Also in the biophotonics sector, Rockley Photonics Holdings (NYSE:RKLY), a provider of a mobile health monitoring platform based on silicon photonics, and Quantum-Si (NasdaqGM:QSI), a developer of a protein and genomics sequencing platform, rode the wave of SPAC mergers. It is an attractive go-to-market strategy given the ability to quickly go to market at high valuations with lower levels of scrutiny relative to traditional IPOs.
Rockley and Quantum-Si started publicly trading following the completion of business combinations with SC Health and HighCape Capital Acquisition. As of December 14, 2021, their market capitalizations of $0.7 billion and $0.8 billion are less than half of their summer peaks of $2.0 billion and $1.9 billion, respectively. Quantum-Si puts its publicly raised capital to work to secure its supply chain and support scaling commercialization efforts by acquiring Majelac Technologies, a supplier of semiconductor and optoelectronic assembly services.

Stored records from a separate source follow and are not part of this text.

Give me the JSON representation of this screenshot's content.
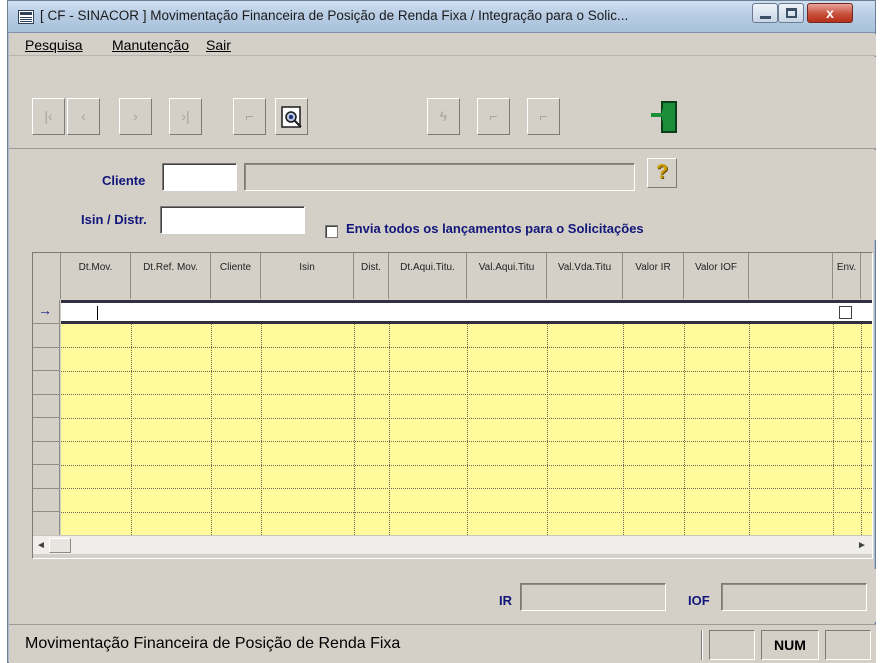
{
  "window": {
    "title": "[ CF - SINACOR ] Movimentação Financeira de Posição de Renda Fixa / Integração para o Solic...",
    "close_label": "x"
  },
  "menu": [
    {
      "label": "Pesquisa"
    },
    {
      "label": "Manutenção"
    },
    {
      "label": "Sair"
    }
  ],
  "toolbar": {
    "buttons": [
      {
        "icon": "first-record-icon",
        "glyph": "|‹",
        "enabled": false
      },
      {
        "icon": "previous-record-icon",
        "glyph": "‹",
        "enabled": false
      },
      {
        "icon": "next-record-icon",
        "glyph": "›",
        "enabled": false
      },
      {
        "icon": "last-record-icon",
        "glyph": "›|",
        "enabled": false
      },
      {
        "icon": "new-record-icon",
        "glyph": "⌐",
        "enabled": false
      },
      {
        "icon": "search-binoculars-icon",
        "glyph": "",
        "enabled": true
      },
      {
        "icon": "lightning-icon",
        "glyph": "ϟ",
        "enabled": false
      },
      {
        "icon": "cancel-icon",
        "glyph": "⌐",
        "enabled": false
      },
      {
        "icon": "confirm-icon",
        "glyph": "⌐",
        "enabled": false
      }
    ],
    "exit_icon": "exit-door-icon"
  },
  "filters": {
    "cliente_label": "Cliente",
    "cliente_code": "",
    "cliente_name": "",
    "isin_label": "Isin / Distr.",
    "isin_value": "",
    "envia_todos_label": "Envia todos os lançamentos para o Solicitações",
    "envia_todos_checked": false
  },
  "grid": {
    "columns": [
      {
        "label": "Dt.Mov."
      },
      {
        "label": "Dt.Ref. Mov."
      },
      {
        "label": "Cliente"
      },
      {
        "label": "Isin"
      },
      {
        "label": "Dist."
      },
      {
        "label": "Dt.Aqui.Titu."
      },
      {
        "label": "Val.Aqui.Titu"
      },
      {
        "label": "Val.Vda.Titu"
      },
      {
        "label": "Valor IR"
      },
      {
        "label": "Valor IOF"
      },
      {
        "label": ""
      },
      {
        "label": "Env."
      }
    ],
    "row_count": 10,
    "current_row_indicator": "→",
    "scroll_left": "◄",
    "scroll_right": "►"
  },
  "totals": {
    "ir_label": "IR",
    "ir_value": "",
    "iof_label": "IOF",
    "iof_value": ""
  },
  "statusbar": {
    "text": "Movimentação Financeira de Posição de Renda Fixa",
    "num_label": "NUM"
  }
}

In 2021, strategic deals traded at the highest multiples in history across the board. With the exception of the biophotonics sector, which historically sees very high multiples, this was uniquely true of strategic deals involving photonics technology targets.Few transactions reported financials because regulations do not require them when a transaction does not have material near-term impact on financial statements. Of the researched transactions for majority stake, 20 buyers reported implied enterprise value (IEV)/EBITDA. Values are in $US millions at historical rates of exchange. In 2021, valuations of pure-play photonics companies no longer lag valuations of companies in the vertical markets they serve (see Fig. 2).

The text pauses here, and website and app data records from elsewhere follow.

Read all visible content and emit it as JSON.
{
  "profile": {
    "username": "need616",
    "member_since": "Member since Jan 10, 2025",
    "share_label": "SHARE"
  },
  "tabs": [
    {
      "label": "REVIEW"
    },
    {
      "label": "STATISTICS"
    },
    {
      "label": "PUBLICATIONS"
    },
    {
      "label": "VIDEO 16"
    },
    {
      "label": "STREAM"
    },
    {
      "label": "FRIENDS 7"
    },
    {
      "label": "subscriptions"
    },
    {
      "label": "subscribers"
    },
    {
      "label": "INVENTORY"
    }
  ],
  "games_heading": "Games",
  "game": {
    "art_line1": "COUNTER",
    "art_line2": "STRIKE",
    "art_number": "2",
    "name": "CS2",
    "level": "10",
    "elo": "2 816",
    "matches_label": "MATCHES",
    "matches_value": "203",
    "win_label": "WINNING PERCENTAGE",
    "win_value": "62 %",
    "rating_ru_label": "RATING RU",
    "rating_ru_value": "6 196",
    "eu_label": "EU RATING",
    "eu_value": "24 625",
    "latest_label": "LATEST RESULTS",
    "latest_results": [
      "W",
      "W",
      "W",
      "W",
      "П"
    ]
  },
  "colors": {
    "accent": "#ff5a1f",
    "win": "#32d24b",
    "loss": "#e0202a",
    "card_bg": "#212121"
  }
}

Geographically, the most significant trend prior to 2018 was an acceleration of cross-regional acquisitions. That trend loses its momentum and falls off a cliff in 2019, with increased government intervention on cross-border deals and trade tensions between the U.S. and China. In 2021, this downward trend was accelerated by supply chain concerns exposed by the COVID-19 crisis and government scrutiny expanding beyond sensitive defense and technology industries.

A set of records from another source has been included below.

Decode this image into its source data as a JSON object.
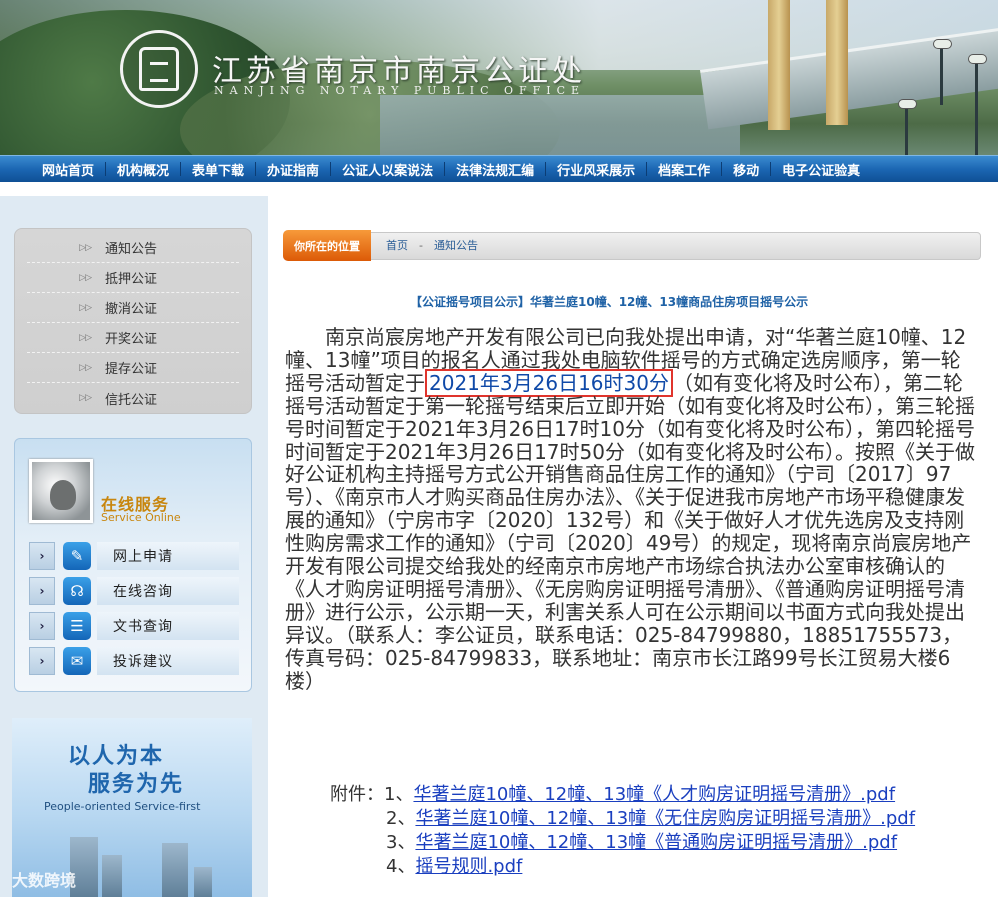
{
  "header": {
    "site_title": "江苏省南京市南京公证处",
    "site_subtitle": "NANJING NOTARY PUBLIC OFFICE",
    "logo_text": "南京公证处 NANJING NOTARY PUBLIC OFFICE"
  },
  "nav": {
    "items": [
      {
        "label": "网站首页"
      },
      {
        "label": "机构概况"
      },
      {
        "label": "表单下载"
      },
      {
        "label": "办证指南"
      },
      {
        "label": "公证人以案说法"
      },
      {
        "label": "法律法规汇编"
      },
      {
        "label": "行业风采展示"
      },
      {
        "label": "档案工作"
      },
      {
        "label": "移动"
      },
      {
        "label": "电子公证验真"
      }
    ]
  },
  "sidebar": {
    "menu": [
      {
        "label": "通知公告"
      },
      {
        "label": "抵押公证"
      },
      {
        "label": "撤消公证"
      },
      {
        "label": "开奖公证"
      },
      {
        "label": "提存公证"
      },
      {
        "label": "信托公证"
      }
    ],
    "menu_arrow": "▷▷",
    "service": {
      "title": "在线服务",
      "subtitle": "Service Online",
      "items": [
        {
          "label": "网上申请",
          "icon": "edit-icon"
        },
        {
          "label": "在线咨询",
          "icon": "headset-icon"
        },
        {
          "label": "文书查询",
          "icon": "list-icon"
        },
        {
          "label": "投诉建议",
          "icon": "chat-icon"
        }
      ],
      "chevron": "›"
    },
    "promo": {
      "line1": "以人为本",
      "line2": "服务为先",
      "english": "People-oriented  Service-first",
      "watermark": "大数跨境"
    }
  },
  "breadcrumb": {
    "location_label": "你所在的位置",
    "home": "首页",
    "separator": "-",
    "current": "通知公告"
  },
  "article": {
    "title": "【公证摇号项目公示】华著兰庭10幢、12幢、13幢商品住房项目摇号公示",
    "body_before": "南京尚宸房地产开发有限公司已向我处提出申请，对“华著兰庭10幢、12幢、13幢”项目的报名人通过我处电脑软件摇号的方式确定选房顺序，第一轮摇号活动暂定于",
    "highlight": "2021年3月26日16时30分",
    "body_after": "（如有变化将及时公布），第二轮摇号活动暂定于第一轮摇号结束后立即开始（如有变化将及时公布），第三轮摇号时间暂定于2021年3月26日17时10分（如有变化将及时公布），第四轮摇号时间暂定于2021年3月26日17时50分（如有变化将及时公布）。按照《关于做好公证机构主持摇号方式公开销售商品住房工作的通知》（宁司〔2017〕97号）、《南京市人才购买商品住房办法》、《关于促进我市房地产市场平稳健康发展的通知》（宁房市字〔2020〕132号）和《关于做好人才优先选房及支持刚性购房需求工作的通知》（宁司〔2020〕49号）的规定，现将南京尚宸房地产开发有限公司提交给我处的经南京市房地产市场综合执法办公室审核确认的《人才购房证明摇号清册》、《无房购房证明摇号清册》、《普通购房证明摇号清册》进行公示，公示期一天，利害关系人可在公示期间以书面方式向我处提出异议。（联系人：李公证员，联系电话：025-84799880，18851755573，传真号码：025-84799833，联系地址：南京市长江路99号长江贸易大楼6楼）",
    "attachments_label": "附件：",
    "attachments": [
      {
        "num": "1、",
        "name": "华著兰庭10幢、12幢、13幢《人才购房证明摇号清册》.pdf"
      },
      {
        "num": "2、",
        "name": "华著兰庭10幢、12幢、13幢《无住房购房证明摇号清册》.pdf"
      },
      {
        "num": "3、",
        "name": "华著兰庭10幢、12幢、13幢《普通购房证明摇号清册》.pdf"
      },
      {
        "num": "4、",
        "name": "摇号规则.pdf"
      }
    ]
  },
  "colors": {
    "nav_blue": "#1c67b3",
    "link_blue": "#1a3fbf",
    "highlight_border": "#e0342c",
    "accent_orange": "#dc5a07"
  }
}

In conclusion, photonics technology deals did not keep pace with the M&A market as a whole. Strategic buyers had the advantage over financial sponsors such as private equity, in that they could create proprietary deal flow. However, most M&A deals today are auction processes with stiff competition from financial sponsors, who have more deal-making capability and capacity than strategic buyers—as well as $2.8 trillion of “dry powder.” If financial sponsors are more attracted to photonics deals in the future, the photonics M&A deal pace will likely increase in line with the market as a whole. To compete, successful strategic buyers will have to expand their M&A capabilities and/or instead consider partnerships such as joint ventures or corporate venture capital to expand capabilities and address challenges in talent retention and supply chain.
Ceres Technology Advisors sources transaction data from public sources. Ceres analysis and data are subject to errors and omissions. Accuracy of information is responsibility of user.
* Definitive agreement, March 25, 2021; LTM financial information as of February 10, 2021